You may use additional lines or hooks when you are: •Fishing for crayfish. Please see page 16 of this guide for more information about fishing for crayfish.
•Using a setline. See page 13 to learn more about fishing with a setline. •Ice fishing at Flaming Gorge. Please see page 30 for the rules specific to Flaming Gorge. While fishing, you must be within sight of the equipment you’re fishing with (this distance cannot exceed 100 feet).The only exception to this rule is if you have a setline permit. Please see page 13 for more infor- mation about fishing with a setline. There are a few additional angling rules to keep in mind: •No artificial lure may have more than three hooks.
•No line may have attached to it more than three baited hooks, three artificial flies or three artificial lures.
(This rule also applies to those who are fishing for crayfish.) Please see page 13 of this guide for more information about fishing with a setline. •When you’re fishing through the ice, you may not fish through a hole that’s more than 12 inches wide.The only exceptions are at Bear Lake, Flaming Gorge Reser- voir and Fish Lake. For more information GENERAL RULES: FISHING METHODS UtahCode§23-20-3 There are laws and rules that govern fishing in Utah. By obeying these regulations and be- ing an ethical angler, you will help keep fishing great for everyone. Please be familiar with the following general rules for taking fish and crayfish.You’ll find some exceptions to these rules in the Rulesforspecificwaters on page 25.

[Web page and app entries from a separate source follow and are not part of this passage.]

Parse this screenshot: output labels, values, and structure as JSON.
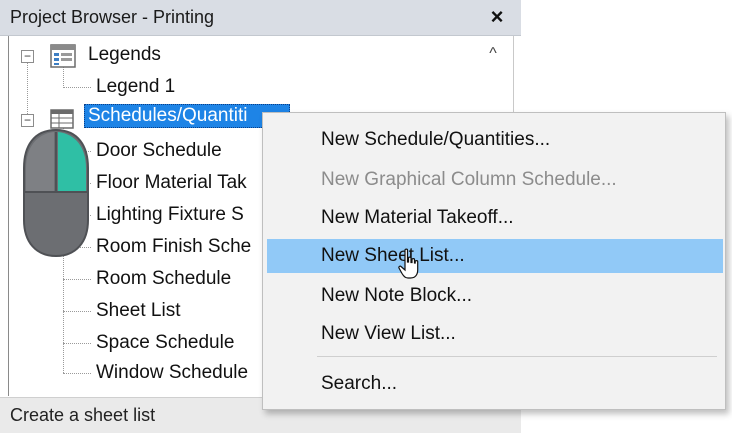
{
  "window": {
    "title": "Project Browser - Printing",
    "close_glyph": "×"
  },
  "scroll": {
    "up_glyph": "^"
  },
  "tree": {
    "legends": {
      "label": "Legends",
      "children": [
        "Legend 1"
      ]
    },
    "schedules": {
      "label": "Schedules/Quantities",
      "label_visible": "Schedules/Quantiti",
      "children": [
        "Door Schedule",
        "Floor Material Tak",
        "Lighting Fixture S",
        "Room Finish Sche",
        "Room Schedule",
        "Sheet List",
        "Space Schedule",
        "Window Schedule"
      ]
    },
    "expander_glyph": "−"
  },
  "status": {
    "text": "Create a sheet list"
  },
  "context_menu": {
    "items": [
      {
        "label": "New Schedule/Quantities...",
        "state": "normal"
      },
      {
        "label": "New Graphical Column Schedule...",
        "state": "disabled"
      },
      {
        "label": "New Material Takeoff...",
        "state": "normal"
      },
      {
        "label": "New Sheet List...",
        "state": "hover"
      },
      {
        "label": "New Note Block...",
        "state": "normal"
      },
      {
        "label": "New View List...",
        "state": "normal"
      },
      {
        "label": "Search...",
        "state": "normal"
      }
    ]
  },
  "colors": {
    "selection": "#1e84e6",
    "menu_hover": "#91c9f7",
    "mouse_body": "#6c6e72",
    "mouse_button": "#2fbfa5"
  },
  "icons": {
    "legends": "legend-view-icon",
    "schedules": "schedule-table-icon",
    "mouse": "right-click-mouse-icon",
    "cursor": "hand-pointer-cursor"
  }
}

Help conserve native cutthroat trout The Utah Cutthroat Slam offers an exciting challenge for conservation-minded anglers.You must catch Utah’s four native cutthroat trout subspecies—in their native waters—and provide visual proof of your success. After you successfully complete the slam, you’ll receive a stunning medallion to commemorate your achievement.You’ll also receive a slam-completion certificate and online recognition at utahcutthroatslam.org. Your slam participation fee—only $20 for adults and $10 for youth under 18— helps fund cutthroat trout conservation projects in Utah.
The Utah Cutthroat Slam is a part- nership between the Division andTrout Unlimited, and it has successfully raised more than $26,000 for native cutthroat conservation over the past three years.
To see a complete list of program requirements and learn more about Utah’s native cutthroat trout, please visit utahcutthroatslam.org.